Input:

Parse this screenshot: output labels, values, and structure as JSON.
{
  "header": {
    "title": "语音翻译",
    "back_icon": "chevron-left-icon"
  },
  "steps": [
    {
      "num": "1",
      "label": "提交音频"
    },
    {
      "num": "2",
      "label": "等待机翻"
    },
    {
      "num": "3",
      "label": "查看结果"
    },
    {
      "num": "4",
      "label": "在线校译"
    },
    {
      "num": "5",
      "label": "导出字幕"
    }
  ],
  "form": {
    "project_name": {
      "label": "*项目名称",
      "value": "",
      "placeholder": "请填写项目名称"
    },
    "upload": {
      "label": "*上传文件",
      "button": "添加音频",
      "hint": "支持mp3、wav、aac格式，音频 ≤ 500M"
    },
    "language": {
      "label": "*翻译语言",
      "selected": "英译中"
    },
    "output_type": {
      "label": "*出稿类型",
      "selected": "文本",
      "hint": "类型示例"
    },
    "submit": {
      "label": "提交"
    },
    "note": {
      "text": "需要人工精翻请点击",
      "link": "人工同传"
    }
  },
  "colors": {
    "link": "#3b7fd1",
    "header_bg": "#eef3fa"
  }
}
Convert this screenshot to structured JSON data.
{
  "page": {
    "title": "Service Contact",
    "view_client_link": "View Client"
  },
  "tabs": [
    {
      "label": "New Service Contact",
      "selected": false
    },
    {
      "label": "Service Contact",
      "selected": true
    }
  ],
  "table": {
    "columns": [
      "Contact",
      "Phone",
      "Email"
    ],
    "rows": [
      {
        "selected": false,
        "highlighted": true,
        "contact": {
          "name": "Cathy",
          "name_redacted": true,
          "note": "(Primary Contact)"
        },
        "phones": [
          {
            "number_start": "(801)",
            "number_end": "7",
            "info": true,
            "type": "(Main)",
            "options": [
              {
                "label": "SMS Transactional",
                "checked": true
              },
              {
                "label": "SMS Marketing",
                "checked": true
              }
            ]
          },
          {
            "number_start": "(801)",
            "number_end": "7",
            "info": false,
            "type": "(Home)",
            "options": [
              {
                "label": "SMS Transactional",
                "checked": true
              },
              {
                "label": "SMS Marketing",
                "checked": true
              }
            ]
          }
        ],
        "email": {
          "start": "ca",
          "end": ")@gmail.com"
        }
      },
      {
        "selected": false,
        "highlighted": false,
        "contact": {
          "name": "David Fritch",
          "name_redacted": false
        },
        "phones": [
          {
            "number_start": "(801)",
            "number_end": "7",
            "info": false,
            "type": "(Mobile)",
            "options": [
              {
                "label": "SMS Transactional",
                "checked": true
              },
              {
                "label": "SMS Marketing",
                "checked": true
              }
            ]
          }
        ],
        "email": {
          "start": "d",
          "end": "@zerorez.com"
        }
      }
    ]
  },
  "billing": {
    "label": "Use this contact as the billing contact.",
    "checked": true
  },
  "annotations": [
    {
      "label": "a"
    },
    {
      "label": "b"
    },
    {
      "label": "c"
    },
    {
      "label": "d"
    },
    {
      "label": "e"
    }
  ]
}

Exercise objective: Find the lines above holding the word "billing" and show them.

Task solution:
  "billing": {
    "label": "Use this contact as the billing contact.",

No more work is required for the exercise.